Data records below:

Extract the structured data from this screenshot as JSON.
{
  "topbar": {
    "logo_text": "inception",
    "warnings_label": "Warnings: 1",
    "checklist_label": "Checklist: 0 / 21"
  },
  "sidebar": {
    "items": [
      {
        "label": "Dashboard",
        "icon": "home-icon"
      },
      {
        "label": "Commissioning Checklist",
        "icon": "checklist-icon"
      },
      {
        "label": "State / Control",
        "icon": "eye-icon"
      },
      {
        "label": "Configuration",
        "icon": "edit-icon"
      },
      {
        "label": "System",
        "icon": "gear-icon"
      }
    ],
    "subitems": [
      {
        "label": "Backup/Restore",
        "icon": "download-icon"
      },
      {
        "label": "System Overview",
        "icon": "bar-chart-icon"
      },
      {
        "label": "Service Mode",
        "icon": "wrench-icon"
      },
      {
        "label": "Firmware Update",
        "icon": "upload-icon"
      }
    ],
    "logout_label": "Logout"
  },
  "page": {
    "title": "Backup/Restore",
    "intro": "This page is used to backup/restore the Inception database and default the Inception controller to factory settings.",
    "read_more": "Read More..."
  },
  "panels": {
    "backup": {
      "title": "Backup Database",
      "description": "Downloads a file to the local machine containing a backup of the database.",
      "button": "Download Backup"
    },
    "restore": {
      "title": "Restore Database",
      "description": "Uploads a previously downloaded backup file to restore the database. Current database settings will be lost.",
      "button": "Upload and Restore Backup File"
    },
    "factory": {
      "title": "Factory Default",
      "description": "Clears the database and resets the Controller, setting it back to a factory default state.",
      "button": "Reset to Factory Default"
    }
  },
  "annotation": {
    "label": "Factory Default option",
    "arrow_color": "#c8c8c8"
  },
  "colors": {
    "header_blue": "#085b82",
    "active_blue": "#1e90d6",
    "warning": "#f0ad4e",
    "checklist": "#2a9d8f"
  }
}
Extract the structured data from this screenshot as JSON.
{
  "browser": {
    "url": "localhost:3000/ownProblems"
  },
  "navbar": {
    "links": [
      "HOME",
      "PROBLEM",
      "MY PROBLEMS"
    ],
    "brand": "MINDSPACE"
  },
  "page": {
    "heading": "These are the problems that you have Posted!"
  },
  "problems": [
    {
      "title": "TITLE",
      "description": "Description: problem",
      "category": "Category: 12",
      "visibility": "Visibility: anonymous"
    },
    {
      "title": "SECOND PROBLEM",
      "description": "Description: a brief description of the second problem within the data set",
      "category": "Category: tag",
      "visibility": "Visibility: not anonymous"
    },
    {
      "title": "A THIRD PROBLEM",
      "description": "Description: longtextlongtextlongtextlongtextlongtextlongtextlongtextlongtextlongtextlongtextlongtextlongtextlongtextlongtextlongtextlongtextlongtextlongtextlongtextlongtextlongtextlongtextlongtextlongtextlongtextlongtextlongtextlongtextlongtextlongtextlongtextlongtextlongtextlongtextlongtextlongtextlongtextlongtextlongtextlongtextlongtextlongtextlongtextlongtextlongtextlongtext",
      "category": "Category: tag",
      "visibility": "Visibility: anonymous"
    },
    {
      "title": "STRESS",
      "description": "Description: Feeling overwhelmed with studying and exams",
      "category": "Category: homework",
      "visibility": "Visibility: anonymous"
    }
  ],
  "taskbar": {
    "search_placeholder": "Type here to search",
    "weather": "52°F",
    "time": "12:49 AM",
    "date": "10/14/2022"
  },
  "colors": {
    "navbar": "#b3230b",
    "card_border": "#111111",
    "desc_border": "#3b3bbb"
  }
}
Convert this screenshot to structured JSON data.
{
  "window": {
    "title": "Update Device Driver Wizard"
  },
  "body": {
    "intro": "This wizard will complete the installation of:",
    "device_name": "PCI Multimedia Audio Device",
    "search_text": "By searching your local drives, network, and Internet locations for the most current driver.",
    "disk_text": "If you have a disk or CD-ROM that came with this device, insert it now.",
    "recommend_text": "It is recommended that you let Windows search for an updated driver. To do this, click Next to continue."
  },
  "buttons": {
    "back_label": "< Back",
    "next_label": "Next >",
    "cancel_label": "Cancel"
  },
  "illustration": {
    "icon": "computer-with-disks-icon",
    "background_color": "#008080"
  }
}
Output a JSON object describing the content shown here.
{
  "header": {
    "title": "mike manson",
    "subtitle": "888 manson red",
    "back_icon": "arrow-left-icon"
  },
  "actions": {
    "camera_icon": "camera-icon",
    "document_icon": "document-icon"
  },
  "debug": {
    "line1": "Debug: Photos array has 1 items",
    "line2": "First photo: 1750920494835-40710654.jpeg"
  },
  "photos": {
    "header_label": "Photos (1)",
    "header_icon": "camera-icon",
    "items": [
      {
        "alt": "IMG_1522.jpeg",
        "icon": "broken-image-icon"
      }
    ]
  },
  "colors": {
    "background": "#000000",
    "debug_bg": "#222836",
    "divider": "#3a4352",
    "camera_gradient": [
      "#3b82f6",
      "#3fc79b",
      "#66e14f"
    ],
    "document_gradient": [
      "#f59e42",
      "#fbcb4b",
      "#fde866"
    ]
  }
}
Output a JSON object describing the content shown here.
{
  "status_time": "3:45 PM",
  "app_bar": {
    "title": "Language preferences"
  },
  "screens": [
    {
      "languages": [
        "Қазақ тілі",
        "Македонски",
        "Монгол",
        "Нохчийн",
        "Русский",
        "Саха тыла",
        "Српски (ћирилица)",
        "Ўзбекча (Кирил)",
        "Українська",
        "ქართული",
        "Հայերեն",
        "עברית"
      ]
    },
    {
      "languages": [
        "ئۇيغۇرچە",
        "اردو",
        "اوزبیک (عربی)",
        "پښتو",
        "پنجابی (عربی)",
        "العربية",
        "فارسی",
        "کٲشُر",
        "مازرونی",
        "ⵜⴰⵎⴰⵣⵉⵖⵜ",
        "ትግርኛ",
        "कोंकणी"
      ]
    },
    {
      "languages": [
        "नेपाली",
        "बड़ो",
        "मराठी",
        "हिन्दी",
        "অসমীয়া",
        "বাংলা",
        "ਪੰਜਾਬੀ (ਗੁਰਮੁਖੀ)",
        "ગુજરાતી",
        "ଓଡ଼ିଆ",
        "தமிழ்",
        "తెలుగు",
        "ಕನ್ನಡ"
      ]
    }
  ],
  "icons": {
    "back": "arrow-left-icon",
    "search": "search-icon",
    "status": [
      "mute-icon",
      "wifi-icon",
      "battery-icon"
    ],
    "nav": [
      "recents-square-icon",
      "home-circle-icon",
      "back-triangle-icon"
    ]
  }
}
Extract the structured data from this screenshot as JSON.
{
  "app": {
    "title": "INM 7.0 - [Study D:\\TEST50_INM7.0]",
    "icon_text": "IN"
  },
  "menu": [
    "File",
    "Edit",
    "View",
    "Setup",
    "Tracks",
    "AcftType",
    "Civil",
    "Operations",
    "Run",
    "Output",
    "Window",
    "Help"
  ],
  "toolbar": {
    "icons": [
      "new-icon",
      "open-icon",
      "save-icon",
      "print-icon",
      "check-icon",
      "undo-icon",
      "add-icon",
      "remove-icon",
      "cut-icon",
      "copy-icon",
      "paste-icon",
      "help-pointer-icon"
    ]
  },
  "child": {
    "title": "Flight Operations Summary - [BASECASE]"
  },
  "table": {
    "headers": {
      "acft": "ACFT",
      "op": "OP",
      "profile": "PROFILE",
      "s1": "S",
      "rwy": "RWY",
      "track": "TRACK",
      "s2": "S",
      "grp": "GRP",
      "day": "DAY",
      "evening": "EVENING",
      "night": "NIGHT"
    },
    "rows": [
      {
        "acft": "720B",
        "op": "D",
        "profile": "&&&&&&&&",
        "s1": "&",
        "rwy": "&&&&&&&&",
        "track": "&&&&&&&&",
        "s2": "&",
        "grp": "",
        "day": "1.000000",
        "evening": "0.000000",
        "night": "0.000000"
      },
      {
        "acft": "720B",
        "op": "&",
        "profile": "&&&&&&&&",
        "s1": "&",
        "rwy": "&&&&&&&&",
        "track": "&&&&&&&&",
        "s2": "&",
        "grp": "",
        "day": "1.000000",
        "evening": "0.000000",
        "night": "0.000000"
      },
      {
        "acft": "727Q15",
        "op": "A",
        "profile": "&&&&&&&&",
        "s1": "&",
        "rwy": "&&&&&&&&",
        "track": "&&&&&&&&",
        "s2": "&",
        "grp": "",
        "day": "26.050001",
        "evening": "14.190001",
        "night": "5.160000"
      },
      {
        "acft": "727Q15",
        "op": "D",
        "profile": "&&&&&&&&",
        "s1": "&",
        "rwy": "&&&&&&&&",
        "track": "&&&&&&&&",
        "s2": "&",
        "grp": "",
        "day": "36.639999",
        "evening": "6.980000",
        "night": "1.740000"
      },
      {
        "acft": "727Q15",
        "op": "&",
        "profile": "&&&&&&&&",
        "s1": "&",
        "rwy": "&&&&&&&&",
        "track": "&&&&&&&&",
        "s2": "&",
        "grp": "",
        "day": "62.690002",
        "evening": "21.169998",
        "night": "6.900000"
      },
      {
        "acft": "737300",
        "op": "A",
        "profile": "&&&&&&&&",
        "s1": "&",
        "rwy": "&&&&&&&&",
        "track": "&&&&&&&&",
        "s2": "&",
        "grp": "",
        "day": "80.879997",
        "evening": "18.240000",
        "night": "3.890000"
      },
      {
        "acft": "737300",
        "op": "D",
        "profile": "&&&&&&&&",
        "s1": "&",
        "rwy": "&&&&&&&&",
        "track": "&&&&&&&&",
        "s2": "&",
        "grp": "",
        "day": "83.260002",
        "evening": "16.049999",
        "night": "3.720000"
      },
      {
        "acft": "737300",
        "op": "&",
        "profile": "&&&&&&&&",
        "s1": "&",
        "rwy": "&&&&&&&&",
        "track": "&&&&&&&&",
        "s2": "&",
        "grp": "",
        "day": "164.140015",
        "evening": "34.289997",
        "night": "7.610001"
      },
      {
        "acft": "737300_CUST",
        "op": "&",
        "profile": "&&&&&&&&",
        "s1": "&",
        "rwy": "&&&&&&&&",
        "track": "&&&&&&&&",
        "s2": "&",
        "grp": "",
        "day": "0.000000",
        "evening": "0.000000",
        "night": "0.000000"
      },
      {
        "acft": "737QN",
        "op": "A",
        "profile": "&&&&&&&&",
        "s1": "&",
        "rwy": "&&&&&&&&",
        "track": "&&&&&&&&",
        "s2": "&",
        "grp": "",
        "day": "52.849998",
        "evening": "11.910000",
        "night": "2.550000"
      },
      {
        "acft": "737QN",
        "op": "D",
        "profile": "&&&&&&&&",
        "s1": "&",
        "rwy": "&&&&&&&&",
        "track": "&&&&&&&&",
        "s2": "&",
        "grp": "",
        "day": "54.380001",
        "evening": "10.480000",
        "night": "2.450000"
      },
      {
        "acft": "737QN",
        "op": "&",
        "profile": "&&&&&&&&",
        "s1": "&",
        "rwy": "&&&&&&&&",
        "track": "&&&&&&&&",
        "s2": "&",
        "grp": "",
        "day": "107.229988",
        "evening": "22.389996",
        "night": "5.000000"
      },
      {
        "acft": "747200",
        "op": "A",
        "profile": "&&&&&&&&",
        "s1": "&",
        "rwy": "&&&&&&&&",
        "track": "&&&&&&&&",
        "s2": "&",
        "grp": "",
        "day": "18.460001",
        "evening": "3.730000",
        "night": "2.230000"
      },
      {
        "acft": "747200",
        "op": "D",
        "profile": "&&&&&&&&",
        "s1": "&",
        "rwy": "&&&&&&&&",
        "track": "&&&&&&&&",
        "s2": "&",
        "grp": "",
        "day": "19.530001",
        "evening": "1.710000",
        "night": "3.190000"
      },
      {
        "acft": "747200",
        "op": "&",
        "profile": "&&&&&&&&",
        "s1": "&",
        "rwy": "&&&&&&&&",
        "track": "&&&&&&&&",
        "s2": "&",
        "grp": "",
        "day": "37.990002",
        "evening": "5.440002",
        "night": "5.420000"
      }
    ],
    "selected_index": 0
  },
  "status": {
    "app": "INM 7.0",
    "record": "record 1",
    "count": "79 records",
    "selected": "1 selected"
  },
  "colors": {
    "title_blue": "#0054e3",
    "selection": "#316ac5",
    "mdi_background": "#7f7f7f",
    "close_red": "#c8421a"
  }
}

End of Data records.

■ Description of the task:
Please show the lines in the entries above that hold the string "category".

■ Task response:
      "category": "Category: 12",
      "category": "Category: tag",
      "category": "Category: tag",
      "category": "Category: homework",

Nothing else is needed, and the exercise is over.